Required work
Below are entries to reproduce exactly, apart from their pictures.

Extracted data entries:
====================

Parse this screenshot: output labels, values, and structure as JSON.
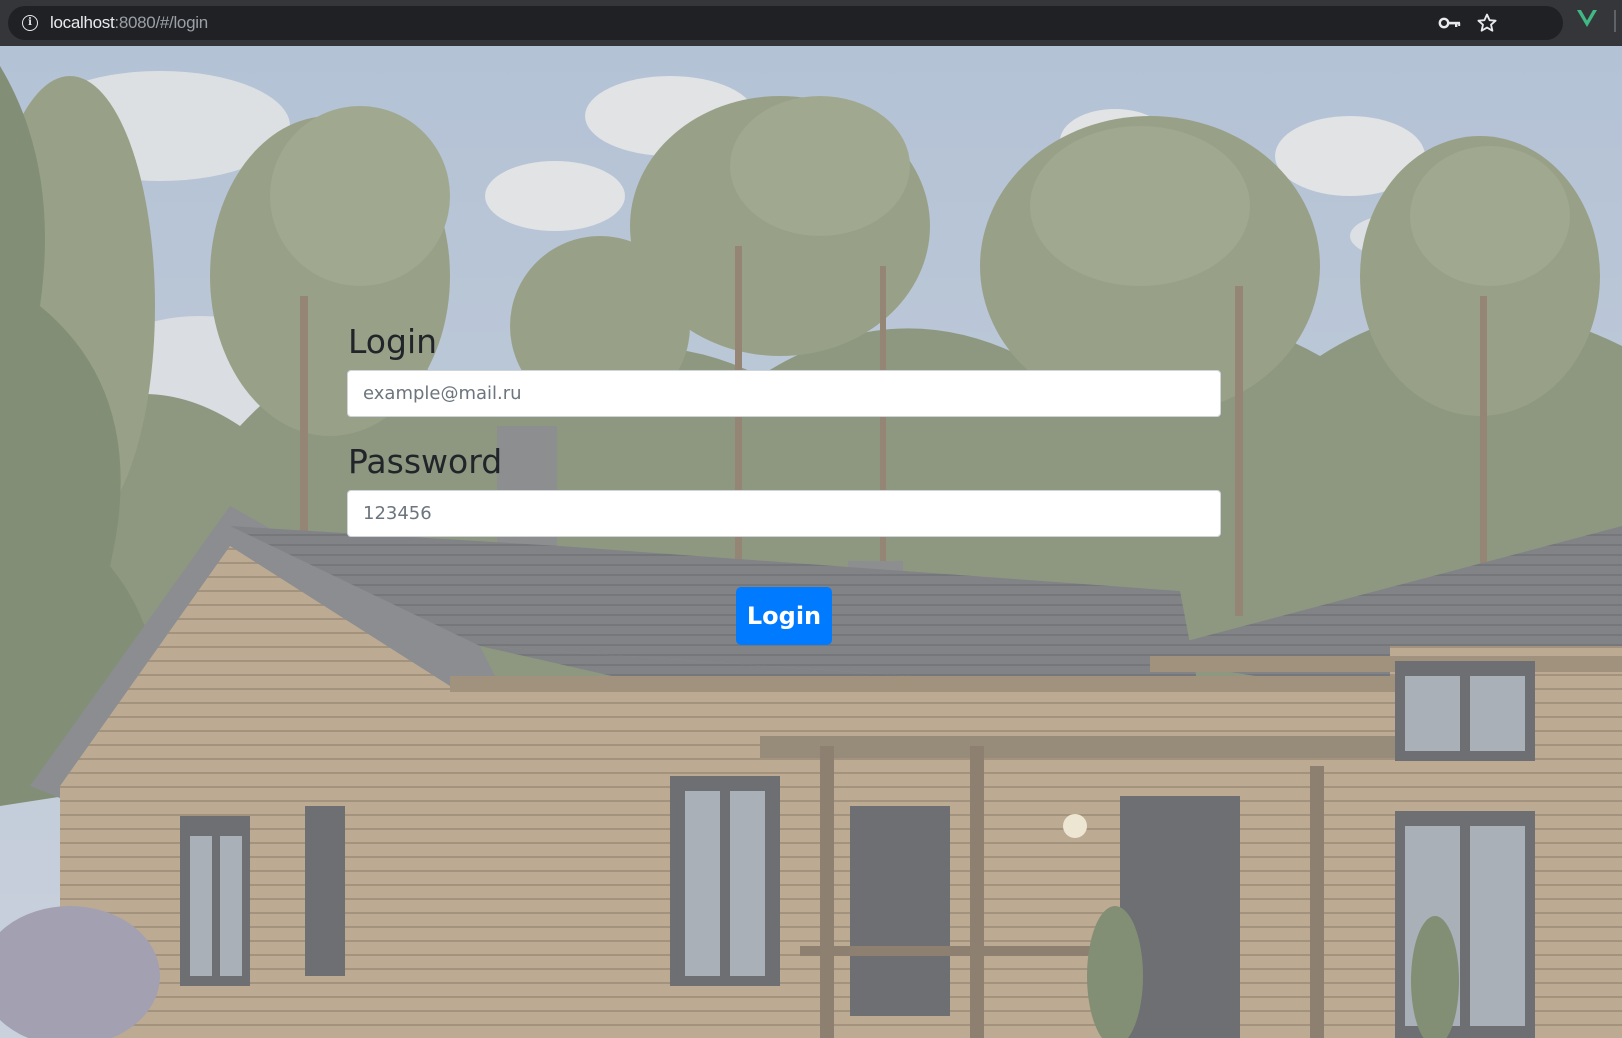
{
  "browser": {
    "url_host": "localhost",
    "url_path": ":8080/#/login",
    "info_icon": "info-icon",
    "key_icon": "key-icon",
    "star_icon": "star-icon",
    "extension_icon": "vue-extension-icon",
    "extension_color": "#41b883"
  },
  "form": {
    "login_label": "Login",
    "login_placeholder": "example@mail.ru",
    "password_label": "Password",
    "password_placeholder": "123456",
    "submit_label": "Login"
  },
  "colors": {
    "primary": "#007bff",
    "chrome": "#35363a",
    "omnibox": "#202124"
  }
}
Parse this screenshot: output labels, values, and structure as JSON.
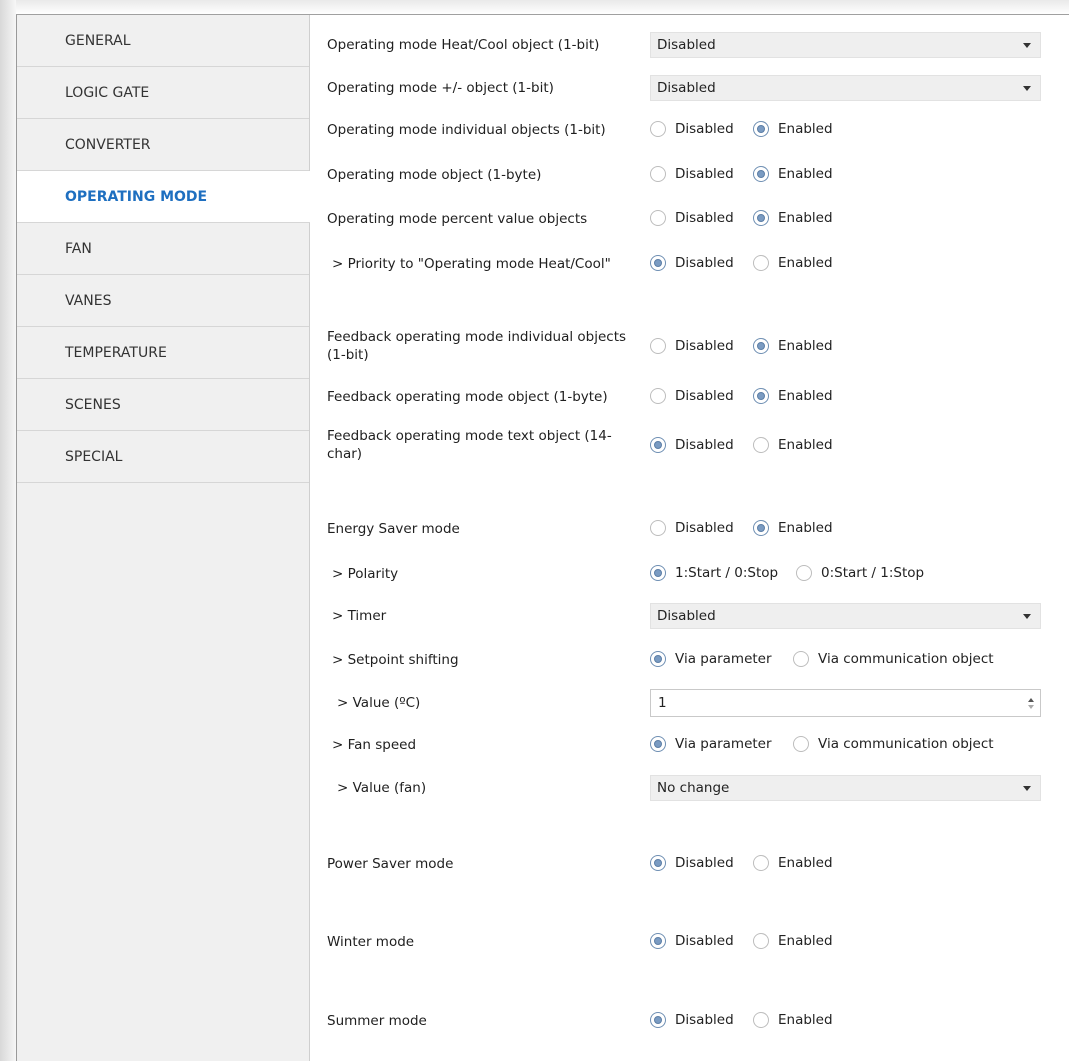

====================

Solution
Parse this screenshot: output labels, values, and structure as JSON.
{
  "browser": {
    "url_host": "localhost",
    "url_path": ":8080/#/login",
    "info_icon": "info-icon",
    "key_icon": "key-icon",
    "star_icon": "star-icon",
    "extension_icon": "vue-extension-icon",
    "extension_color": "#41b883"
  },
  "form": {
    "login_label": "Login",
    "login_placeholder": "example@mail.ru",
    "password_label": "Password",
    "password_placeholder": "123456",
    "submit_label": "Login"
  },
  "colors": {
    "primary": "#007bff",
    "chrome": "#35363a",
    "omnibox": "#202124"
  }
}
Parse this screenshot: output labels, values, and structure as JSON.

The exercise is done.